Miscarriage

What happens if there is a problem?

Sometimes there is a problem with the developing embryo and the pregnancy ends in a miscarriage (which is a loss of a pregnancy before 20 weeks). It is estimated that 15% of known pregnancies end in miscarriage and it’s not always clear as to why. The Mayo Clinic states that 50% of all miscarriages happen because of an extra or missing chromosome that occurs in the growth of the embryo. It has nothing to do with genetics. Women who experience a miscarriage may feel alone and many think they need to carry their grief in silence. 

Miscarrying can be a scary experience. See below for some common symptoms of miscarriage. If you feel like you may be experiencing these symptoms, call your doctor.

Miscarriage Support

  • Bleeding
  • Pain and cramping in the lower back or abdomen
  • Passing fluid or tissue from the vagina. *If this is the case, put some of the tissue in a clean container and bring it is to your doctor. They may be able to analyze the tissue to determine the cause of the miscarriage.

There are some health concerns that affect the mother and could lead to higher risks of miscarriage. If you feel that one or more of these pertain to you, make sure you communicate that to your doctor.

  • Uncontrolled diabetes
  • Uterus or Pelvis issues
  • Mother has some type of infection
  • Thyroid disease

Miscarriage Myths

Here are some common Miscarriage Myths that are floating around. These are rumored to cause a miscarriage, but they are NOT TRUE.

  • Exercise: Although many of us would love an excuse not to exercise, exercising is not a known cause of miscarriage. So feel to jog, do the elliptical, swim, or whatever kind of exercise you enjoy. *Always communicate what your exercise routine is to your doctor.
  • Sexual Intercourse: Many women continue to have sexual intercourse throughout their pregnancies. Unless directed by a doctor to not have sex, it is safe to do so without fear of a miscarriage.
  • Working: It is fine to continue to work throughout your pregnancy. However, if you are working around dangerous or hazardous chemicals, communicate that to your doctor to make sure it is not harmful to the pregnancy.
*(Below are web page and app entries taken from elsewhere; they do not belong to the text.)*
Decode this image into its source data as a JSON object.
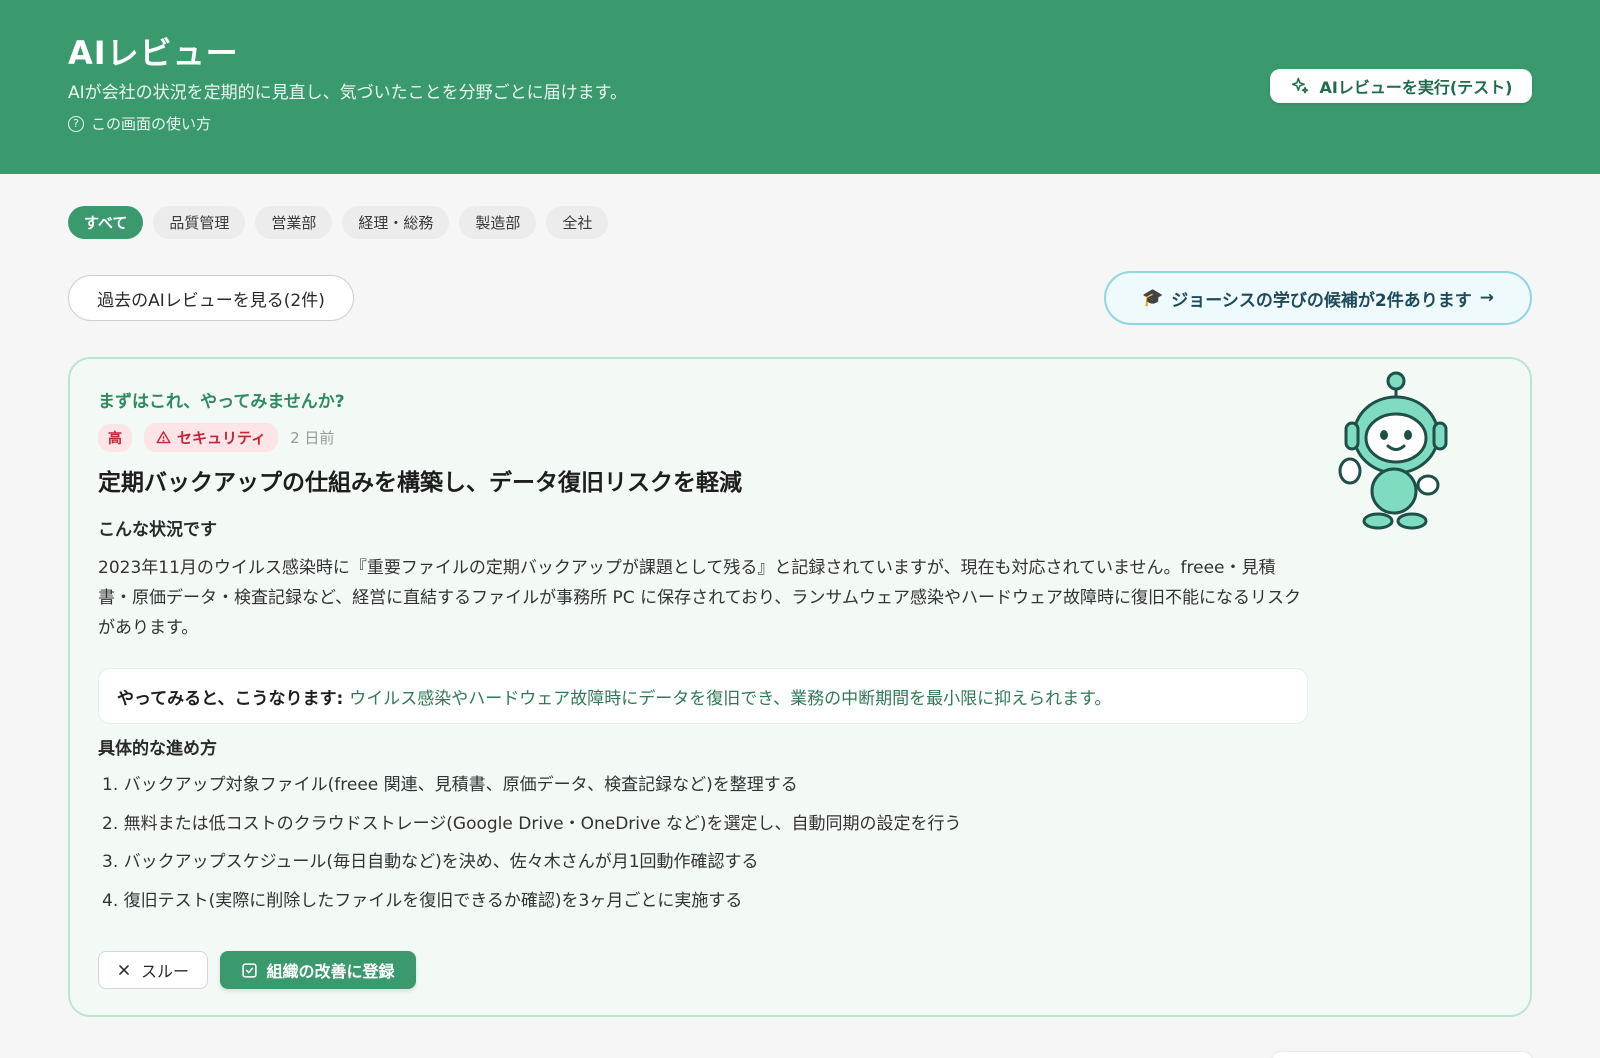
{
  "header": {
    "title": "AIレビュー",
    "subtitle": "AIが会社の状況を定期的に見直し、気づいたことを分野ごとに届けます。",
    "help_label": "この画面の使い方",
    "help_icon": "question-circle-icon",
    "run_button_label": "AIレビューを実行(テスト)",
    "run_button_icon": "sparkles-icon",
    "bg_color": "#3a9a6e"
  },
  "tabs": [
    {
      "label": "すべて",
      "active": true
    },
    {
      "label": "品質管理",
      "active": false
    },
    {
      "label": "営業部",
      "active": false
    },
    {
      "label": "経理・総務",
      "active": false
    },
    {
      "label": "製造部",
      "active": false
    },
    {
      "label": "全社",
      "active": false
    }
  ],
  "history_button_label": "過去のAIレビューを見る(2件)",
  "learning_button": {
    "icon": "graduation-cap-icon",
    "label": "ジョーシスの学びの候補が2件あります",
    "arrow": "→"
  },
  "card": {
    "eyebrow": "まずはこれ、やってみませんか?",
    "priority_badge": "高",
    "category_badge": "セキュリティ",
    "category_icon": "warning-triangle-icon",
    "date": "2 日前",
    "title": "定期バックアップの仕組みを構築し、データ復旧リスクを軽減",
    "situation_label": "こんな状況です",
    "situation_text": "2023年11月のウイルス感染時に『重要ファイルの定期バックアップが課題として残る』と記録されていますが、現在も対応されていません。freee・見積書・原価データ・検査記録など、経営に直結するファイルが事務所 PC に保存されており、ランサムウェア感染やハードウェア故障時に復旧不能になるリスクがあります。",
    "outcome_lead": "やってみると、こうなります:",
    "outcome_text": "ウイルス感染やハードウェア故障時にデータを復旧でき、業務の中断期間を最小限に抑えられます。",
    "steps_label": "具体的な進め方",
    "steps": [
      "1. バックアップ対象ファイル(freee 関連、見積書、原価データ、検査記録など)を整理する",
      "2. 無料または低コストのクラウドストレージ(Google Drive・OneDrive など)を選定し、自動同期の設定を行う",
      "3. バックアップスケジュール(毎日自動など)を決め、佐々木さんが月1回動作確認する",
      "4. 復旧テスト(実際に削除したファイルを復旧できるか確認)を3ヶ月ごとに実施する"
    ],
    "skip_label": "スルー",
    "skip_icon": "close-icon",
    "register_label": "組織の改善に登録",
    "register_icon": "checkbox-icon"
  }
}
Although we don’t know exactly why women miscarry, here are some really great, preventative tips to keep in mind:

  • Keep up with your prenatal care.
  • Keep away from drugs, alcohol and smoking.
  • Limit your caffeine intake.
  • Take your prenatal vitamins.
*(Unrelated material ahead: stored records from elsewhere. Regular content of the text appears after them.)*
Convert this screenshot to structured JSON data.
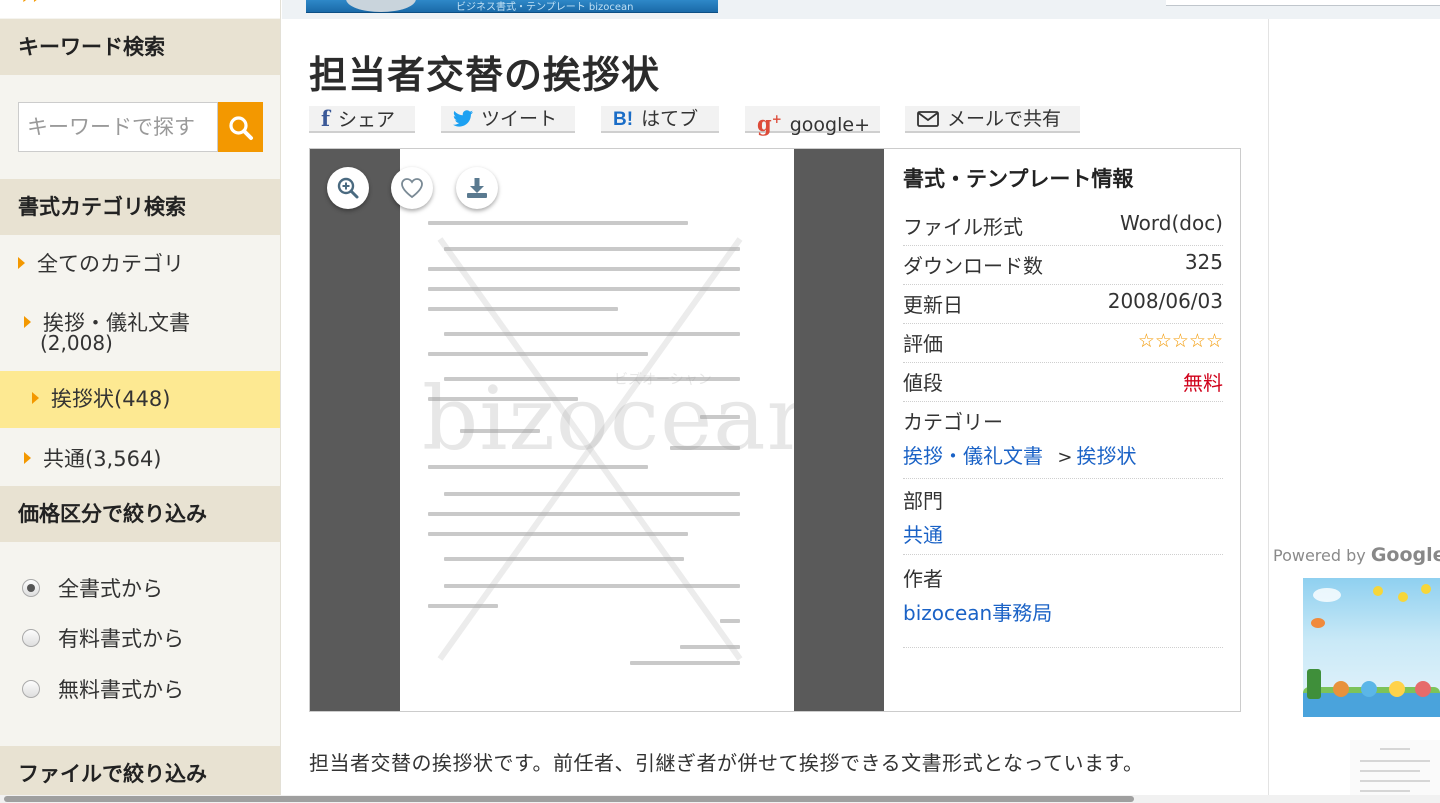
{
  "banner": {
    "text": "ビジネス書式・テンプレート bizocean"
  },
  "sidebar": {
    "keyword_heading": "キーワード検索",
    "search": {
      "placeholder": "キーワードで探す"
    },
    "category_heading": "書式カテゴリ検索",
    "categories": [
      {
        "label": "全てのカテゴリ"
      },
      {
        "label": "挨拶・儀礼文書",
        "count": "(2,008)"
      },
      {
        "label": "挨拶状(448)"
      },
      {
        "label": "共通(3,564)"
      }
    ],
    "price_heading": "価格区分で絞り込み",
    "price_options": [
      {
        "label": "全書式から",
        "selected": true
      },
      {
        "label": "有料書式から",
        "selected": false
      },
      {
        "label": "無料書式から",
        "selected": false
      }
    ],
    "file_heading": "ファイルで絞り込み"
  },
  "main": {
    "title": "担当者交替の挨拶状",
    "share": {
      "facebook": "シェア",
      "twitter": "ツイート",
      "hatena": "はてブ",
      "google": "google+",
      "mail": "メールで共有"
    },
    "icons": {
      "zoom": "zoom-icon",
      "favorite": "heart-icon",
      "download": "download-icon",
      "facebook": "facebook-icon",
      "twitter": "twitter-icon",
      "hatena": "hatena-icon",
      "google": "google-plus-icon",
      "mail": "mail-icon",
      "search": "search-icon"
    },
    "watermark": {
      "text": "bizocean",
      "kana": "ビズオーシャン"
    },
    "info": {
      "title": "書式・テンプレート情報",
      "file_format_label": "ファイル形式",
      "file_format": "Word(doc)",
      "downloads_label": "ダウンロード数",
      "downloads": "325",
      "updated_label": "更新日",
      "updated": "2008/06/03",
      "rating_label": "評価",
      "rating_stars": "☆☆☆☆☆",
      "rating_value": 0,
      "price_label": "値段",
      "price": "無料",
      "category_label": "カテゴリー",
      "category_parent": "挨拶・儀礼文書",
      "category_sep": ">",
      "category_child": "挨拶状",
      "department_label": "部門",
      "department": "共通",
      "author_label": "作者",
      "author": "bizocean事務局"
    },
    "description": "担当者交替の挨拶状です。前任者、引継ぎ者が併せて挨拶できる文書形式となっています。"
  },
  "right": {
    "powered_prefix": "Powered by",
    "powered_brand": "Google"
  },
  "colors": {
    "accent": "#f39800",
    "highlight": "#fde992",
    "link": "#1a62c6",
    "price_free": "#d0021b",
    "sidebar_heading_bg": "#e8e2d2"
  }
}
Whether or not this pregnancy was intended or unplanned, the experience of a miscarriage can be painful. You are not alone. Whatever the situation, we are here to help you process the emotions, thoughts and feelings surrounding your miscarriage. Contact us today to schedule an appointment to share your story with one of our trained client advocates.